Creativity is about exploring different ways in which you can do something, however mundane. It’s about making yourself aware of the things around you and what you can be doing to improve them – continually reinventing and renewing.
In essence, creativity is a tool you often use in your everyday life outside work. You just need to learn to use it more in your working life.
All it takes is a bit of rewiring of your brain. You may think that you are past that, and that any change in habit is difficult to achieve after doing something the same way for so long.
In the New York Times bestseller The Plastic Mind, science journalist Sharon Begley explains that contrary to what scientists traditionally thought, the hard-wired brain can be rewired long into adulthood and retains much of the plasticity of the developing brain. She says: “The actions we take can literally expand or contract different regions of the brain, pour more juice into quiet circuits and dampen down activity in buzzing ones.”
So there you have it. It’s never too late to change a habit. Like any muscle you haven’t used in a while, your brain and the creative part of it just need some gentle flexing again. You can become switched on if you really set your mind to it for long enough.

Mental block 2: The com fort zone

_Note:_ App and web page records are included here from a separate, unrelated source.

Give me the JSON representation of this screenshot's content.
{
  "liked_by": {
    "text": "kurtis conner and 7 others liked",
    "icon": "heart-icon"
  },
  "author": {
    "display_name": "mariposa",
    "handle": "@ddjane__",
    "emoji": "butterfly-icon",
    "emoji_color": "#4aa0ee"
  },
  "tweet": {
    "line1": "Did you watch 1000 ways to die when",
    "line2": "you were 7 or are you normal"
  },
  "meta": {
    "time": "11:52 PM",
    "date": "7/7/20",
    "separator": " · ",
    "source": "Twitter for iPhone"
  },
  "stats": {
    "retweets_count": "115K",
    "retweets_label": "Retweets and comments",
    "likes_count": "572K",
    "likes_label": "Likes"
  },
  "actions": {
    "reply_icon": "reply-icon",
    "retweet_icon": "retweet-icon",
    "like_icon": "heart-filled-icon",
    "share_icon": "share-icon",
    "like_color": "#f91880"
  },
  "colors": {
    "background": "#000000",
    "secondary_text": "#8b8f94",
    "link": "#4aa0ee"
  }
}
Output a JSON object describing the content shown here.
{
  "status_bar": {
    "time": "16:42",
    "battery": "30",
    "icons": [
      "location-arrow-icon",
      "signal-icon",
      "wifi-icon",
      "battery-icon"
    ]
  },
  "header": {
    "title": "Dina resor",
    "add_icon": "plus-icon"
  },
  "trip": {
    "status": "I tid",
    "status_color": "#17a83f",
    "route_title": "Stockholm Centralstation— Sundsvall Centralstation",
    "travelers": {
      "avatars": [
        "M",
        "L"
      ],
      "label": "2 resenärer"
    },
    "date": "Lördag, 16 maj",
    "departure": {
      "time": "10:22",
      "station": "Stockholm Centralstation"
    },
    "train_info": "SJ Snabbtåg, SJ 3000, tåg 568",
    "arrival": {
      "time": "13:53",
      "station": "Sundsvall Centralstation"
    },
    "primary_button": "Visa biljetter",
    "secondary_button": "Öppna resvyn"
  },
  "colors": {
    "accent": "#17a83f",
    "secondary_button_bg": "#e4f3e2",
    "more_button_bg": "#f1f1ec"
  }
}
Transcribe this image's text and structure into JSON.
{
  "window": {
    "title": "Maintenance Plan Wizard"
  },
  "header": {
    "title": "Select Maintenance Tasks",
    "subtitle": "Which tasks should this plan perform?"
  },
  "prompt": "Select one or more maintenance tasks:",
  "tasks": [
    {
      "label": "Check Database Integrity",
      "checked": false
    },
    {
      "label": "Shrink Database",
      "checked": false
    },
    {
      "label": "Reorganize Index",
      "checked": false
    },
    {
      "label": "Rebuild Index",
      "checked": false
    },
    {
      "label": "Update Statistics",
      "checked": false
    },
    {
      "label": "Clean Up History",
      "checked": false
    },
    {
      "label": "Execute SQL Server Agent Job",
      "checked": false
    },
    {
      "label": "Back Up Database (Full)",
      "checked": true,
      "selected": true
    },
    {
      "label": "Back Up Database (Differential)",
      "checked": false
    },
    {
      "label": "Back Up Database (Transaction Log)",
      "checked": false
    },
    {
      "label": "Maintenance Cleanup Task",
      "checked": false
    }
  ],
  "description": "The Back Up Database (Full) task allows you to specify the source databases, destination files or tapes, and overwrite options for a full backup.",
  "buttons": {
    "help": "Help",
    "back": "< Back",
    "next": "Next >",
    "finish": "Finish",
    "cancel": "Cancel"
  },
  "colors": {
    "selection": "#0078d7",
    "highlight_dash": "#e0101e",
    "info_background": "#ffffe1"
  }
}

By definition, the more comfortable the company is, the more it stifles individuality and creativity. Start-ups and smaller companies are in a healthy state of discomfort. They have nothing to rely on but their people’s gut instinct, energy and creativity. But as a business gets bigger, the discipline and structure it needs put into place a certain amount of routine and complacency, which unfortunately stifle creativity.
This isn’t your fault. It’s a natural by-product of the comfort zone. Historically, small companies started off agile and entrepreneurial – because they had to be. But when they grew to become big and successful they could afford to stay just that – big. And as their success continued they became like huge oil tankers – unable to turn around or change course. This wasn’t a problem when the pace of change was slower, as companies could afford to take time making decisions and doing things in the same way they had always been done. Today, however, the world moves much faster and simply maintaining the status quo isn’t good enough.
In this world of huge uncertainty, no company can survive by relying on what it ’s done before. What makes money now isn’t necessarily going to continue to make money in the future. Therefore every company needs to explore new possibilities on a continual basis. And they need the ideas and opportunity spotting to come from you. It’s no longer enough for you to churn out yet another standardized product. The future belongs to companies that, while being well established, are very, very agile. They need a constant flow of new ideas about different ways of doing things. They need small, incremental innovations all the time.
You need to see the comfort zone as an illusion – it no longer exists. By moving out of the comfort zone you’re helping your company to continually renew and reinvent itself and you’re helping yourself become part of the new world.
If I stand in the sand and draw a circle around myself I am in my comfort zone. Now I step outside and I feel fear, and today I know that that is a good place to be. When I stay there for a while I become familiar and the fear subsides. Now I can draw a wider circle around myself and my comfort zone gets larger.
—Simon Woodroffe, The Book of Yo! 2000

Mental block 3: Self-belief

To go on the journey, you need self-belief. That’s a frightening concept for some people, who believe that self-belief is something you either have or haven’t got. That you’re either 100% confident or not at all. Thankfully, this isn’t the case.